A couple years ago, I attended one such “cultlike” meeting in Paris (details and disclosures here), and I think it’s only fair to make a couple of points.
First, the list of prominent Americans who attended this event is large, impressive, and bipartisan. For example, former DNC Chairman Howard Dean (who—from the stage—thanked former Secretary of State Hillary Clinton for removing the MEK from the foreign terror organization list) and Democratic lawyer and scholar Alan Dershowitz were in attendance. A statement of support was read from House Minority Leader Nancy Pelosi. And many other Democrats, including for DNC Chairman Ed Rendell, have been previously been compensated for speaking to the MEK.
Other boosters of the dissident group include Republican names like former Speaker Newt Gingrich and former Ambassador John Bolton—both have been mentioned as possible members of a Trump administration. But this is just the tip of the iceberg. Honestly, it might be hard to staff a Republican or Democratic administration by excluding names associated with the MEK; it hardly seems fair to single out Giuliani.
Second, the group’s former “terrorist” designation is, at best, misleading. “When you’re part of an armed resistance and you’re not a government, you’re deemed to be terrorists,” Dershowitz explained to me in Paris. The idea of being part of an armed resistance might sound radical to you and me, but when a regime murders your friends and family, it becomes a bit more understandable.
That being said, it is fair to say that I was surprised by some of what Mr. Giuliani had to say that day—something that involved a rather questionable action for a future Secretary of State: apologizing on foreign soil for America’s behavior.
Some backstory is in order:
Once listed as “terrorists,” these Iranian dissidents laid down their arms years ago as part of a deal with the United States, in exchange for being given a safe haven. But after America pulled its troops out of Iraq, the MEK were turned over to the Iraqi government, which is now (you guessed it) heavily influenced by the Iranian regime. Giuliani described the refugee camp as a “concentration camp.”
(See the 7:45 timestamp.)
“I am embarrassed. I am ashamed. And I’m here to apologize,” Giuliani said of this betrayal. He also said he wouldn’t support any candidate for president who didn’t call for regime change in Iran, and, calling for moral clarity, he continued: “Where is Ronald Reagan when we need him.”
In a Washington Post article, Josh Rogan notes that “the group does have legitimate grievances and has been the target of deadly attacks by Iranian-backed forces inside Iraq. There are also reports that the U.S. and Israeli intelligence services have used the group’s members at various times to conduct covert operations inside Iran.”
The crux of the issue seems to be whether Giuliani profited from advocating for the MEK while they were still listed as a foreign terror organization.

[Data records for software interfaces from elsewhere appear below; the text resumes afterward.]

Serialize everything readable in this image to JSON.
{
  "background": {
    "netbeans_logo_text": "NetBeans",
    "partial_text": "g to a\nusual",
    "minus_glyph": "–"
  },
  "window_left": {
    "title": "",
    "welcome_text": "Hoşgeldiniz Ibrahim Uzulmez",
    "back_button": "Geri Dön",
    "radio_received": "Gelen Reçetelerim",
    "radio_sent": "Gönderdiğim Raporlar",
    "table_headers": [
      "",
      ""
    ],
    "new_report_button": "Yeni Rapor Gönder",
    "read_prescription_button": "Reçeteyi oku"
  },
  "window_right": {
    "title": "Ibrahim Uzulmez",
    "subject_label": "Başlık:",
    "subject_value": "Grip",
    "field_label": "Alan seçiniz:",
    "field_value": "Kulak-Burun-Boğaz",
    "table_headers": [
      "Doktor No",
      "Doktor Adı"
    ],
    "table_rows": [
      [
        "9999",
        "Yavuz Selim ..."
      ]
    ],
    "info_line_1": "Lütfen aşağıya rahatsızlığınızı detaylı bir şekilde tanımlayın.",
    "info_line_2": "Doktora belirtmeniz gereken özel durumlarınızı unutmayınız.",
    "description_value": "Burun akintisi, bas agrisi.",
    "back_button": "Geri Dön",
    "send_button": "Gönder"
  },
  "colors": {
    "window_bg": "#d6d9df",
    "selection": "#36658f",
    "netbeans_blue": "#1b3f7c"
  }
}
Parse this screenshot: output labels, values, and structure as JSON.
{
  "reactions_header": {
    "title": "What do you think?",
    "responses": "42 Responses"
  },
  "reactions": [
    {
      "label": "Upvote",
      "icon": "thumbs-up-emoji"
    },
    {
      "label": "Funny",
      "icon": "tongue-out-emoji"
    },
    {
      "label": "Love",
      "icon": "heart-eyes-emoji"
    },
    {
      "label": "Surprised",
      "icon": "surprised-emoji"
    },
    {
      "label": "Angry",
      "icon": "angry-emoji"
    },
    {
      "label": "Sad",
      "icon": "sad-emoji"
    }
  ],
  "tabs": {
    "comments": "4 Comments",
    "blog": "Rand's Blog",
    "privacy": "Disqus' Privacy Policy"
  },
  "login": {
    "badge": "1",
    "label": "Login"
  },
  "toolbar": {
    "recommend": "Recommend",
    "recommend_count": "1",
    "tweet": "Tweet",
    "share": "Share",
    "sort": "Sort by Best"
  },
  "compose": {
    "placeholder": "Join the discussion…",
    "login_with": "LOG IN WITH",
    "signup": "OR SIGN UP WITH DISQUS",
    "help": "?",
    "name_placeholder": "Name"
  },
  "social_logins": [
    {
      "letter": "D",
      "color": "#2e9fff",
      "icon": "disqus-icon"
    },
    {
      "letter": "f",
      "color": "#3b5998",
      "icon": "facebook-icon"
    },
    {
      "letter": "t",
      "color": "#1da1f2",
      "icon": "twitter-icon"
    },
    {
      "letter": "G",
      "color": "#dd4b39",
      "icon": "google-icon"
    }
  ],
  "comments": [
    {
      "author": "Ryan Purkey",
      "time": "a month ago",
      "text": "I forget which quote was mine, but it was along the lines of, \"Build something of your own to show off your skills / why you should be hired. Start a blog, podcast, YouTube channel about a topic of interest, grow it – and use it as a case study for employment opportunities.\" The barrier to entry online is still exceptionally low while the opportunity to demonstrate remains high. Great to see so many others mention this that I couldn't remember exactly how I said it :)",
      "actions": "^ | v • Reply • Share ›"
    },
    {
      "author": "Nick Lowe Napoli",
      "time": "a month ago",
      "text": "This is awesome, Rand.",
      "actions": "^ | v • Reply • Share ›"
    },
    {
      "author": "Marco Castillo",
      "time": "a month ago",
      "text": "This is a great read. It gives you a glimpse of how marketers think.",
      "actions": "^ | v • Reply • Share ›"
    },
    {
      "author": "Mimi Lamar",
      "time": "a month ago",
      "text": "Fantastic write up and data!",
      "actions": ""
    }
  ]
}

And while it is important to answer this question in light of his possible future appointment in Trump’s administration, I think we can all agree that his speaking out against the human rights abuses waged on MEK is something to be lauded instead of disparaged.
Good luck filling an administration that hasn’t spoken to this group.